_EXERCISE_
A single figure is required: the number of lines below that contain "will".

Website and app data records

* * * * * * *

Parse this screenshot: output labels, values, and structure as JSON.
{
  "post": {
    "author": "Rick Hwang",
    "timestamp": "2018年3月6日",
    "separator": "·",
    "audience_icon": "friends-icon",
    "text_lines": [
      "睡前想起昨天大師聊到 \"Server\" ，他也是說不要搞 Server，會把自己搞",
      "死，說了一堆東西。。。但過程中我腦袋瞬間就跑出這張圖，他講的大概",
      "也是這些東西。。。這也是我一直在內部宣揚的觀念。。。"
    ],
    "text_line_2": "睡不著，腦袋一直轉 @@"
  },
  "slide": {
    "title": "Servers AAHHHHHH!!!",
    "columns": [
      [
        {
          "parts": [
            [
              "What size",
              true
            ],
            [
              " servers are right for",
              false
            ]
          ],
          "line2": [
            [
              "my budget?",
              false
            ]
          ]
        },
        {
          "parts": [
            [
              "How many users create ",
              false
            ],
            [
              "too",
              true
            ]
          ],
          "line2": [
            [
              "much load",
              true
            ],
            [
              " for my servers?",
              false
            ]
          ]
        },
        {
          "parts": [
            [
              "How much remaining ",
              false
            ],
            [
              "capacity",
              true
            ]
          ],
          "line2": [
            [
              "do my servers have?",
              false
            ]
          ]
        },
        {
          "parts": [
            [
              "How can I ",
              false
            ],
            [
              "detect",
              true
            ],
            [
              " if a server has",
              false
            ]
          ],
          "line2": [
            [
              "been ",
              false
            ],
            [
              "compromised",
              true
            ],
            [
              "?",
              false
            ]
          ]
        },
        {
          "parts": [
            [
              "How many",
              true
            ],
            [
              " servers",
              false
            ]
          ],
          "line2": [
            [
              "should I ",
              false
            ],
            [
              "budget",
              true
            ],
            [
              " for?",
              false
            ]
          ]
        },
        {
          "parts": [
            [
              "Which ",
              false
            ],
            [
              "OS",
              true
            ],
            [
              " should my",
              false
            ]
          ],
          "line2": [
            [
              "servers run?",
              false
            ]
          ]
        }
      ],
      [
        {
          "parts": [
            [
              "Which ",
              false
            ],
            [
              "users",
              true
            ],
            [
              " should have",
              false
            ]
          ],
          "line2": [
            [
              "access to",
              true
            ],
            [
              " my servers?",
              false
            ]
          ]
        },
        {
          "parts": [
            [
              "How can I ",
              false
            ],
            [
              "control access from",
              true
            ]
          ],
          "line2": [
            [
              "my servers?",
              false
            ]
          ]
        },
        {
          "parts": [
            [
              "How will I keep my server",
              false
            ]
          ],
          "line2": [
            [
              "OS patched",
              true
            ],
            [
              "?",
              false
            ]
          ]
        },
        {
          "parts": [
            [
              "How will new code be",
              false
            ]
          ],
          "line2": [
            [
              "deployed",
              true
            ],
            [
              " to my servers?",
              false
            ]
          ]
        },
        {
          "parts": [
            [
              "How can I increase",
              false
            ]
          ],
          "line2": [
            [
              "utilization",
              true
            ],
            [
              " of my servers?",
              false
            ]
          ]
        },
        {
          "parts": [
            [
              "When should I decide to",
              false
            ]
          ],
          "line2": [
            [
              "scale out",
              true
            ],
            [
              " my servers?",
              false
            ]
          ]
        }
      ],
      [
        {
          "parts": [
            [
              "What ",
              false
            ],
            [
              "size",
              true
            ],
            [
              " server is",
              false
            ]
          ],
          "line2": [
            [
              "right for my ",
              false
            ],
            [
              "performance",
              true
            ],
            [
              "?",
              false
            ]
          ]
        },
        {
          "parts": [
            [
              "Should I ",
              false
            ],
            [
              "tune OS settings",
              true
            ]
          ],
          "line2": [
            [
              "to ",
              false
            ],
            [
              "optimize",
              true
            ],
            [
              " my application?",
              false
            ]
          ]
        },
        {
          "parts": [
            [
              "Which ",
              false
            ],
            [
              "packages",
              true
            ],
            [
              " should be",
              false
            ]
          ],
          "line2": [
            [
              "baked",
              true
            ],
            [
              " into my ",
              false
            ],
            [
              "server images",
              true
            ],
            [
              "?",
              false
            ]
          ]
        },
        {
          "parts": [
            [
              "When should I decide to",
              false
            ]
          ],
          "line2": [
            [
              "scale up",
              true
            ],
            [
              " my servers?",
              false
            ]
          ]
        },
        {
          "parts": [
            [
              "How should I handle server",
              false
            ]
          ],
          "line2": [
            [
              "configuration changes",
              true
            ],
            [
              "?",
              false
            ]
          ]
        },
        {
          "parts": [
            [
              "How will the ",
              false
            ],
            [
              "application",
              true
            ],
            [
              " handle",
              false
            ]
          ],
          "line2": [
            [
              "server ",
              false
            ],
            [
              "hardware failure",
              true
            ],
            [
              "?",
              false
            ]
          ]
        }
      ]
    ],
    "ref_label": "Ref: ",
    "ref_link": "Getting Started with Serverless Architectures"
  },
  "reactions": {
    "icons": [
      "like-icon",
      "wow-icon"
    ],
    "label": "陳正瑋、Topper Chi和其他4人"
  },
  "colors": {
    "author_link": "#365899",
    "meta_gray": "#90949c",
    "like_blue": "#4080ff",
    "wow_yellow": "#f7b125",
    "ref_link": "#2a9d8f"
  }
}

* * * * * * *

_EXERCISE OUTPUT_
3